The term “hospitality management” refers to a broad field of study and employment that includes all aspects of tourism development. Hotel and restaurant management, as well as event planning, can all be considered a part of the field of hospitality.

Hospitality management is distinct from non-management roles in the hospitality industry because it refers to roles that emphasize administrative responsibilities rather than service-oriented roles or roles in the culinary arts.

Studying Hospitality Management

The Greek word xenia, which means “guest friendship,” is used to describe hospitality. It’s all about making guests feel at home in restaurants, hotels, casinos, and tourist attractions when it comes to hospitality management.

Catering, event planning, food safety and sales and marketing in the hospitality industry are among the many topics covered in college courses on the hospitality and tourism industries. In some college hospitality degree programs, students can specialize in resort management, hotel financial management, hospitality entrepreneurship, and digital marketing for the tourism industry.

Hospitality management studies have an academic component but hands-on work experience is essential for learning the skills necessary to succeed in this industry. Internships and other on-the-the-job training are likely if you choose to pursue a degree in hospitality management.

Managing a hotel, restaurant, resort, or other tourism business has a wide range of duties and responsibilities. Your business and management skills must be broad enough to include not only your expertise in the hospitality industry but also your knowledge of the food service, lodging, and tourism development sectors.

Getting a solid grounding in subjects like financial accounting, human resources management, marketing, and managerial and leadership styles is an important part of a career in hospitality.

The majority of hospitality management professionals don’t go on to pursue advanced degrees in the field. More than two-thirds of lodging managers and nearly half of event planners have bachelor’s degrees. Most food service managers do not have a college education.

Having a job in the hospitality industry

Describe your experience as a manager in the hospitality industry. If you’re a restaurant manager vs. a lodging manager vs. an event organizer, there’s a lot to like about your job. There are always new challenges to solve and exciting changes to pursue in the hospitality industry, making it a great career path for those who get bored of doing the same thing every day.

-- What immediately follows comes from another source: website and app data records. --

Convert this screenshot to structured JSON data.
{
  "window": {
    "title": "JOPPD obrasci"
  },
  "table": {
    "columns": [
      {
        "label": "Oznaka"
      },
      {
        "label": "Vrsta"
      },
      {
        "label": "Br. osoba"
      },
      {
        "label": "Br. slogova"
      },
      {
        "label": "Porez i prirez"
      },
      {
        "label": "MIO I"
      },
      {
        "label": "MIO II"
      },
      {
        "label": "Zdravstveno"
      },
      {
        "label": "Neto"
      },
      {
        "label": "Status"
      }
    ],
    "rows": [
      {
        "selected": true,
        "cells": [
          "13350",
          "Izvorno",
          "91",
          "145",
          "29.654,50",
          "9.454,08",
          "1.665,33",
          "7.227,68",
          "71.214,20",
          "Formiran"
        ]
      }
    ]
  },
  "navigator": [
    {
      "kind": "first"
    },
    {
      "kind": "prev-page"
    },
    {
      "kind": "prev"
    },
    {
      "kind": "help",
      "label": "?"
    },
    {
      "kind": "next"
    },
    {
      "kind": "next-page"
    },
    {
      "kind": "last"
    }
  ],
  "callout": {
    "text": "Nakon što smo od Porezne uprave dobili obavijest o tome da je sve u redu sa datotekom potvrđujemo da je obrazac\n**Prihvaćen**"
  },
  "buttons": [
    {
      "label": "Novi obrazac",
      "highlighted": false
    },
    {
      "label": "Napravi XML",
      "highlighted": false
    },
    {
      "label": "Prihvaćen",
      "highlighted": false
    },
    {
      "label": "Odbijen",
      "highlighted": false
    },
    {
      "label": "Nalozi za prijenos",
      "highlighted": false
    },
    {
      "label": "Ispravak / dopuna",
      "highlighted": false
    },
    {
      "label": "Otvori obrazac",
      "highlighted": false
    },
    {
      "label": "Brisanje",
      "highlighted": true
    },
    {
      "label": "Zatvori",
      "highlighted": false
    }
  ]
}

Is it surprising that when you’re working to make others feel welcome and at ease, it’s difficult to find yourself feeling a strong sense of satisfaction? According to Entrepreneur, the hospitality industry is among the happiest.

Every aspect of a hospitality management company’s operations may fall under your purview. Guest complaints, new programs and initiatives to make guests feel welcome, and recruiting and training employees are all part of the job description.

Working in hospitality management can mean many different things depending on your role and the company you work for.

It’s your job to keep track of the food and beverage ingredients that chefs need to make their dishes, as well as make sure that your staff adheres to food safety and sanitation policies. These aren’t the priorities of hotel managers, who are more concerned with overseeing housekeeping, upgrading the hotel’s decor, and providing guest services and programs.

Both types of managers, on the other hand, have more general administrative responsibilities, such as hiring employees, scheduling shifts, managing expenses and budgets, and responding to any questions or issues that guests may have.

When working for a small business, you can expect a wider range of responsibilities. Revenue managers and front-office managers in hotel management, for example, are more likely to have specialized leadership roles in larger companies, such as catering and kitchen managers in restaurants.

While some hospitality management professionals prefer to specialize in a single aspect of the business, others relish the opportunity to wear many different hats as generalists.

However, there is no industry that is completely faultless. An additional disadvantage of working in the hospitality industry is the need to commute or live near an area with a thriving tourism industry.

David Krug